Records from a dataset:
BEGIN
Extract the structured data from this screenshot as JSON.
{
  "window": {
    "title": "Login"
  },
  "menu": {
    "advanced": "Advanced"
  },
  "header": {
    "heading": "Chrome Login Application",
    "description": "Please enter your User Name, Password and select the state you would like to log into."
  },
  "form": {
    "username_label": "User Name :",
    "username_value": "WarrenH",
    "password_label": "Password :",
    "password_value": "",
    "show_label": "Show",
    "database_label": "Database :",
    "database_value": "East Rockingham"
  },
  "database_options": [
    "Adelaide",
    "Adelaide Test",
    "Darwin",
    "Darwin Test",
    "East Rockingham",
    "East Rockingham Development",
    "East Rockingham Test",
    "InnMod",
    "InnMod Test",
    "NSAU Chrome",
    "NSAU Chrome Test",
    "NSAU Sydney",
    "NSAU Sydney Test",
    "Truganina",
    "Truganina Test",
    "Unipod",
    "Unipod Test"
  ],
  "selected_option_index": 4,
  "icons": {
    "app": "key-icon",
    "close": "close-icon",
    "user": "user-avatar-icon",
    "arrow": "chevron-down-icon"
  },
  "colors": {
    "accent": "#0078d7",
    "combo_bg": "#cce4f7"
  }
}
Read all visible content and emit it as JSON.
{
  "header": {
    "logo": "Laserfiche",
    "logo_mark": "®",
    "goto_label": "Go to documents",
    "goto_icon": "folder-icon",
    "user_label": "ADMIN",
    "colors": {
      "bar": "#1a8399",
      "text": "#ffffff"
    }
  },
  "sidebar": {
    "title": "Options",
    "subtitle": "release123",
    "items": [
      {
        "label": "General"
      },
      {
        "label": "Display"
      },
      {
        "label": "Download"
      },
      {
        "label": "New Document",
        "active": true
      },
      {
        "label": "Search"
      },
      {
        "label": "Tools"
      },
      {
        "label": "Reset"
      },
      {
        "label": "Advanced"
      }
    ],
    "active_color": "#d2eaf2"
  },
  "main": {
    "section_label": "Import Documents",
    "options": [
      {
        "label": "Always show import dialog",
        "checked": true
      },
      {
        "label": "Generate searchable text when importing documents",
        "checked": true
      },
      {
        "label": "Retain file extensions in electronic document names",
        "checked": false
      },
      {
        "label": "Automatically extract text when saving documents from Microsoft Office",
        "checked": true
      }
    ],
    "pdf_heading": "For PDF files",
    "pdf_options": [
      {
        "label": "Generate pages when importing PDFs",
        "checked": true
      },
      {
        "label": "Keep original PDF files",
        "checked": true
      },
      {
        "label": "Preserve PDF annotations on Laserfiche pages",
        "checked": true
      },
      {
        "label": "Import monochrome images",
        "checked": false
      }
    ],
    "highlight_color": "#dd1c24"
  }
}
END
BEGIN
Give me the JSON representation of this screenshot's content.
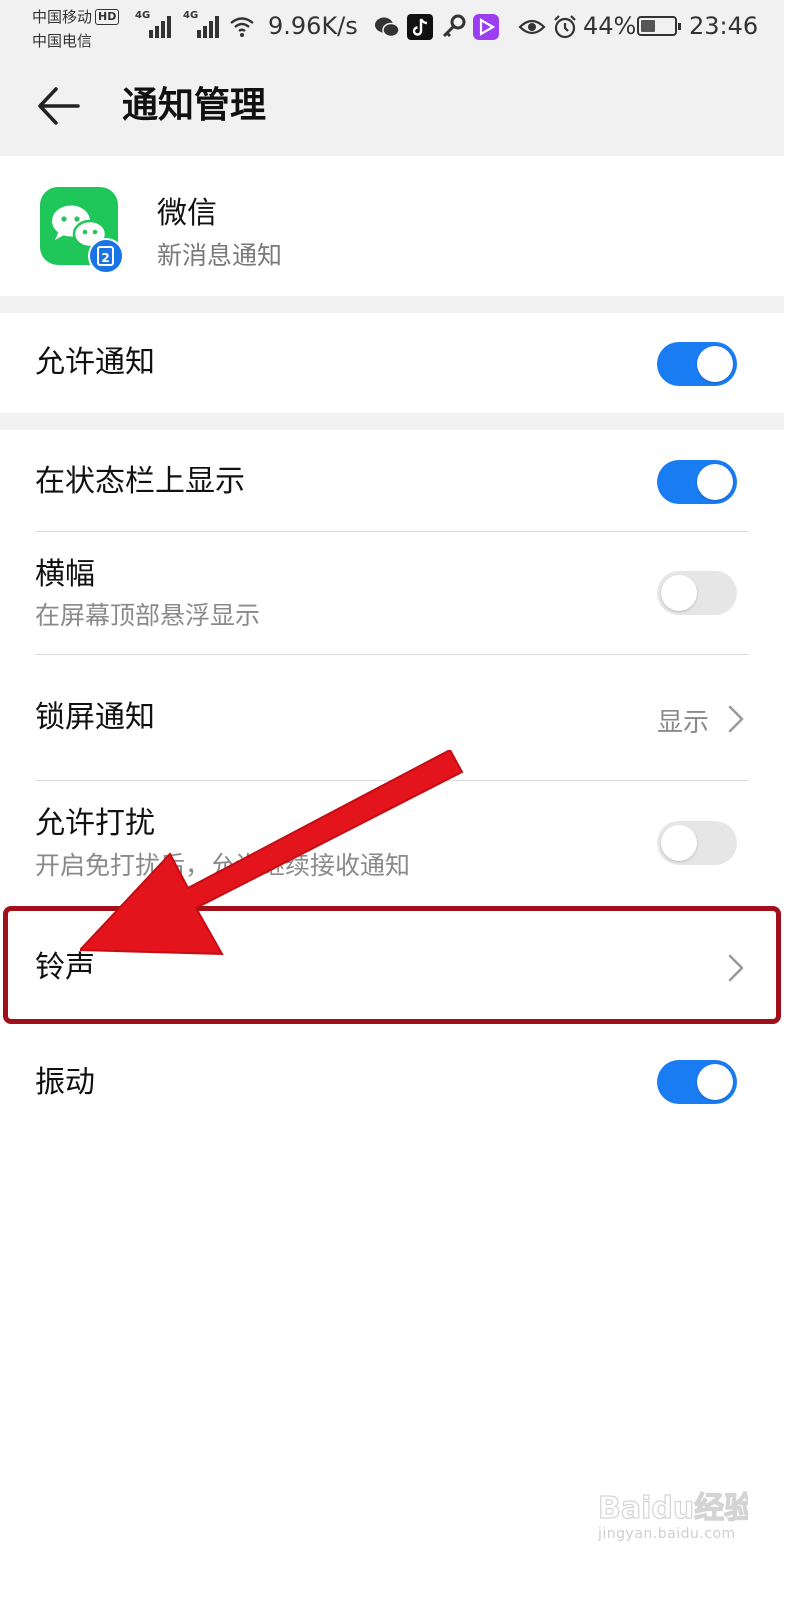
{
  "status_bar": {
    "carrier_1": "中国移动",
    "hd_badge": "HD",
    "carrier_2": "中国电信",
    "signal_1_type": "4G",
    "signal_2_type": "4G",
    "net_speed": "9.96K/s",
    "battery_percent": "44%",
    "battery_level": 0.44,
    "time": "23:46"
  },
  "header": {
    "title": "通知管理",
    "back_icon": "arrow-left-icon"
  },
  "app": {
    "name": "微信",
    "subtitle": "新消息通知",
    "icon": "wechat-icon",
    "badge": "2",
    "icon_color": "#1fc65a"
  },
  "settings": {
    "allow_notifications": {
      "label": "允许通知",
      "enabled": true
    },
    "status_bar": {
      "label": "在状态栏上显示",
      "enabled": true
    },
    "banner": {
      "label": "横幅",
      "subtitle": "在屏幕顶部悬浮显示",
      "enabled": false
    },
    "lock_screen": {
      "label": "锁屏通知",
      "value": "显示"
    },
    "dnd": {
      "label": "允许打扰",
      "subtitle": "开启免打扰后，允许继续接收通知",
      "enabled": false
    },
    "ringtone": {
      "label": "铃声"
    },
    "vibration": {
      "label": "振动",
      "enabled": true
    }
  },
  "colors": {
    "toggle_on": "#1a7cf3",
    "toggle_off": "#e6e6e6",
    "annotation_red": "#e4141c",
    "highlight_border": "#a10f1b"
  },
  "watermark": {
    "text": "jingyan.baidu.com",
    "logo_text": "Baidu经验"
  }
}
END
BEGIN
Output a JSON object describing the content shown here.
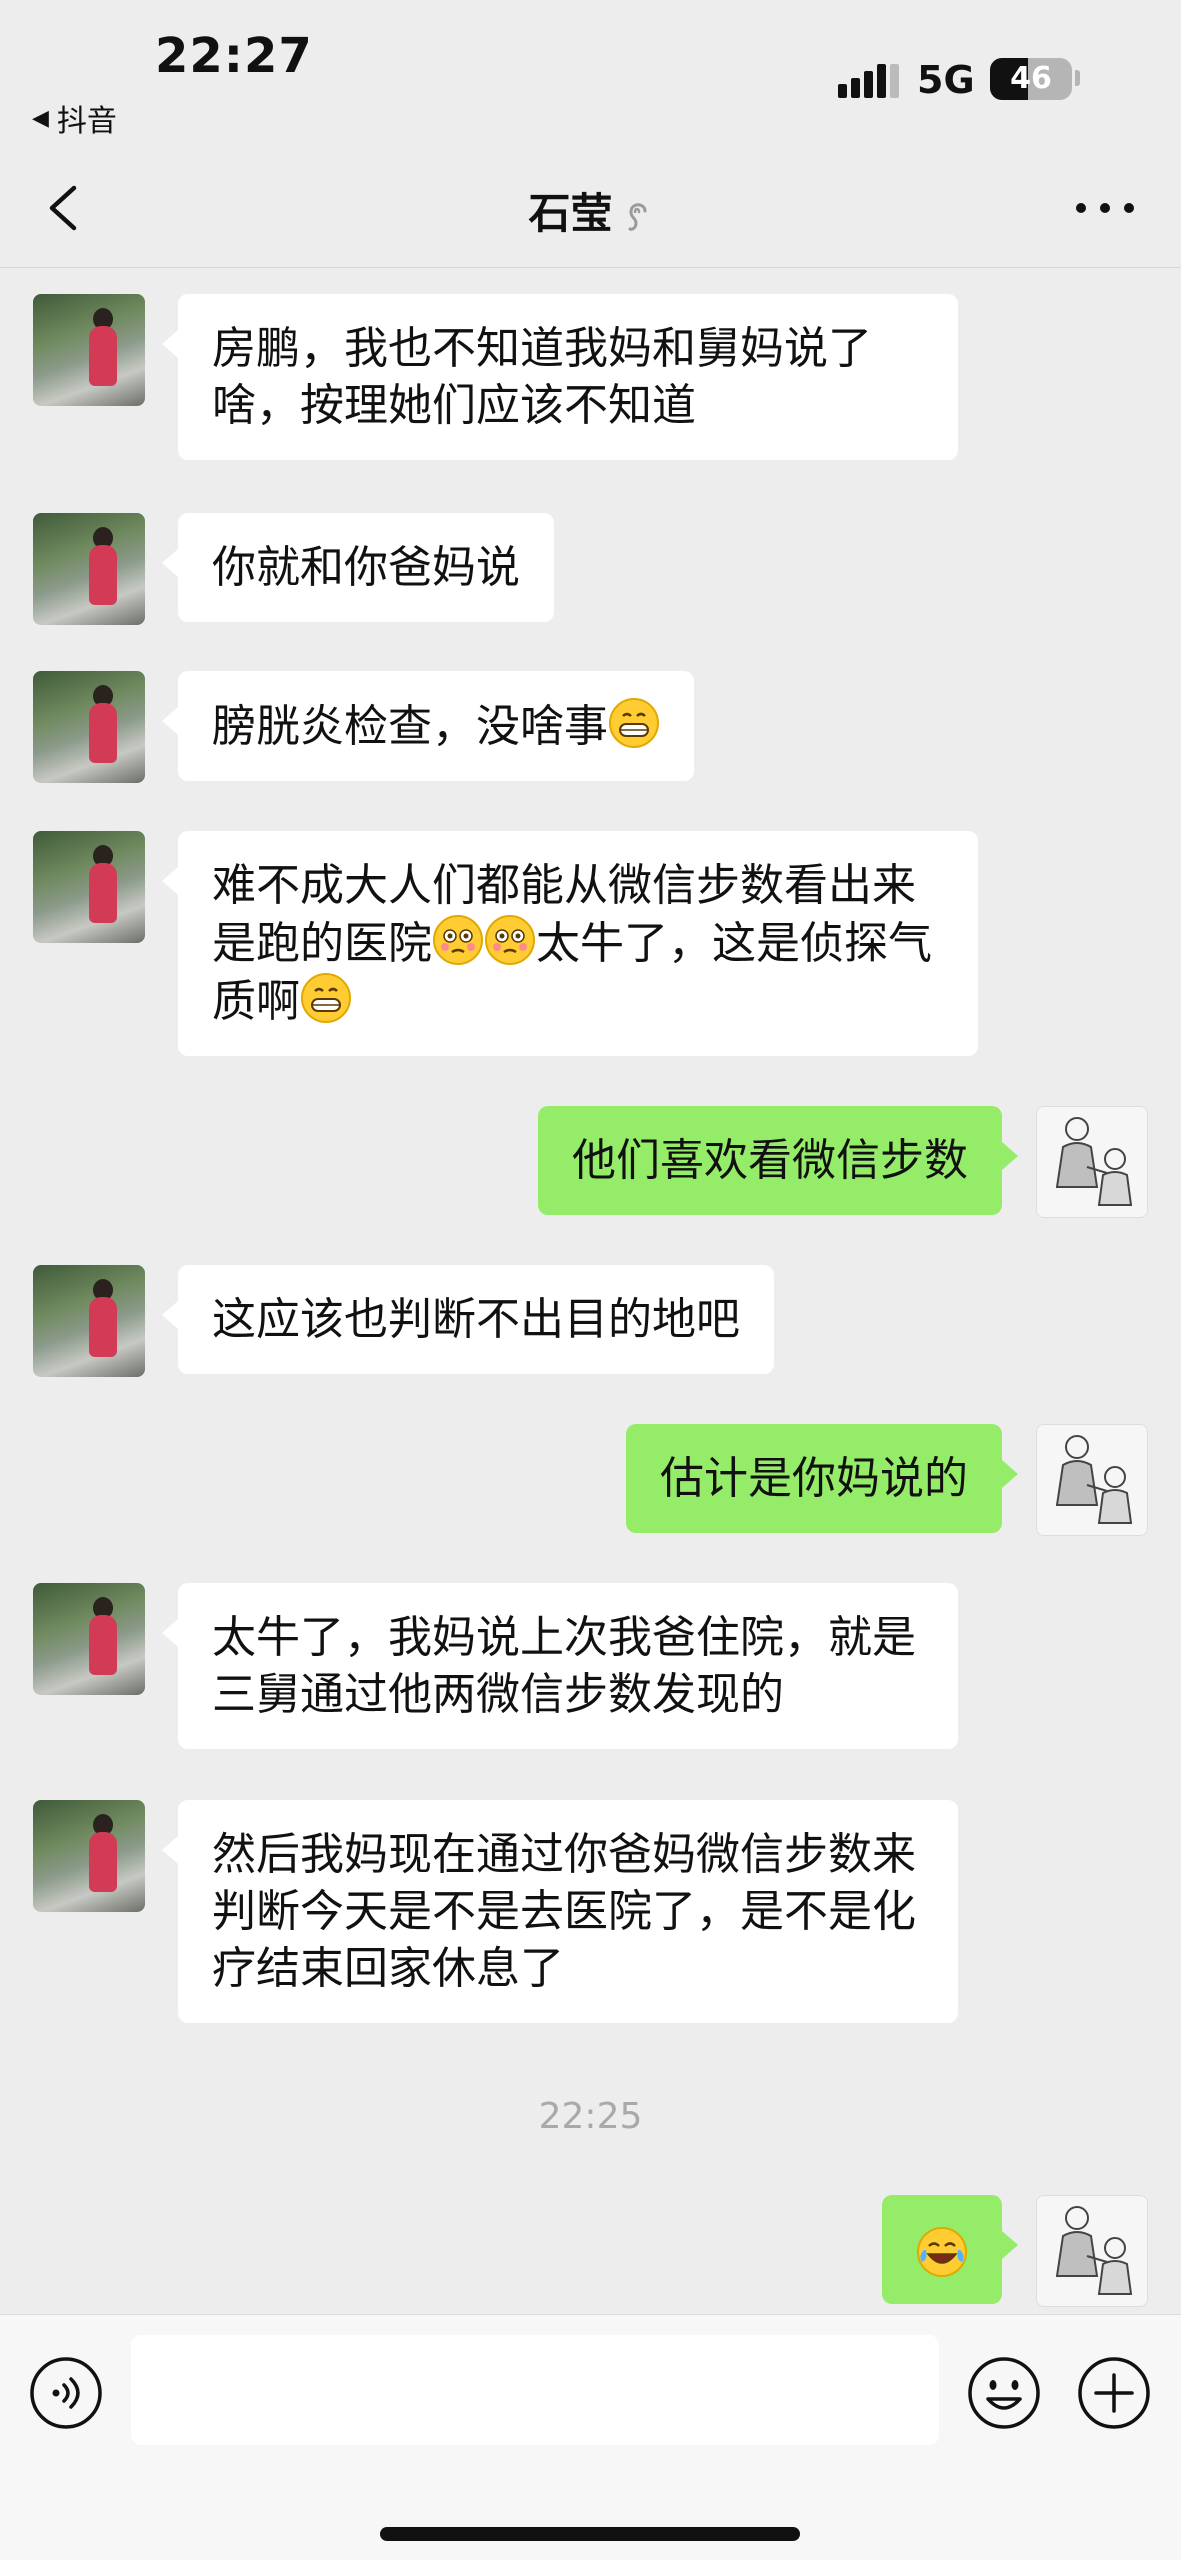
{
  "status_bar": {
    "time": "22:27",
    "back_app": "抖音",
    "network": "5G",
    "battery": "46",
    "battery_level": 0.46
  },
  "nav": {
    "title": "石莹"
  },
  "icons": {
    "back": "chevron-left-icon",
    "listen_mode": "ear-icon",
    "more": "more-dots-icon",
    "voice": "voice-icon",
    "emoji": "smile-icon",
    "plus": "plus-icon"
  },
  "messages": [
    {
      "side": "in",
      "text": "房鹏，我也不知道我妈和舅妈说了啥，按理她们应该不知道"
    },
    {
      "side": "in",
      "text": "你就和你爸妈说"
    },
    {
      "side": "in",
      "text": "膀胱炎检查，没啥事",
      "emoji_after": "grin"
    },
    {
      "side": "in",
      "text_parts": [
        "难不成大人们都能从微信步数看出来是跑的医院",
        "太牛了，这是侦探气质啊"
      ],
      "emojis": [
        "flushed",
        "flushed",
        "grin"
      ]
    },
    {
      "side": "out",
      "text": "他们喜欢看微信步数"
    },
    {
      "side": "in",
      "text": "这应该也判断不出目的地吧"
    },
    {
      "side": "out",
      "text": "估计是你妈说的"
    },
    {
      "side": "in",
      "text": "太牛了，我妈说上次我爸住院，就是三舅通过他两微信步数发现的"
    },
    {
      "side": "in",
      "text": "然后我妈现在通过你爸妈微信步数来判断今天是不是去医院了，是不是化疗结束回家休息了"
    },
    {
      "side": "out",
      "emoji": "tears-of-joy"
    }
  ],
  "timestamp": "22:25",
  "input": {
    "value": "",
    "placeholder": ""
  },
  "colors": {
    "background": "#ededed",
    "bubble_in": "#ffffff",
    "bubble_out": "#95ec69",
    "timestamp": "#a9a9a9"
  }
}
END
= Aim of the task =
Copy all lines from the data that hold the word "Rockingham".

= Answer section =
    "database_value": "East Rockingham"
    "East Rockingham",
    "East Rockingham Development",
    "East Rockingham Test",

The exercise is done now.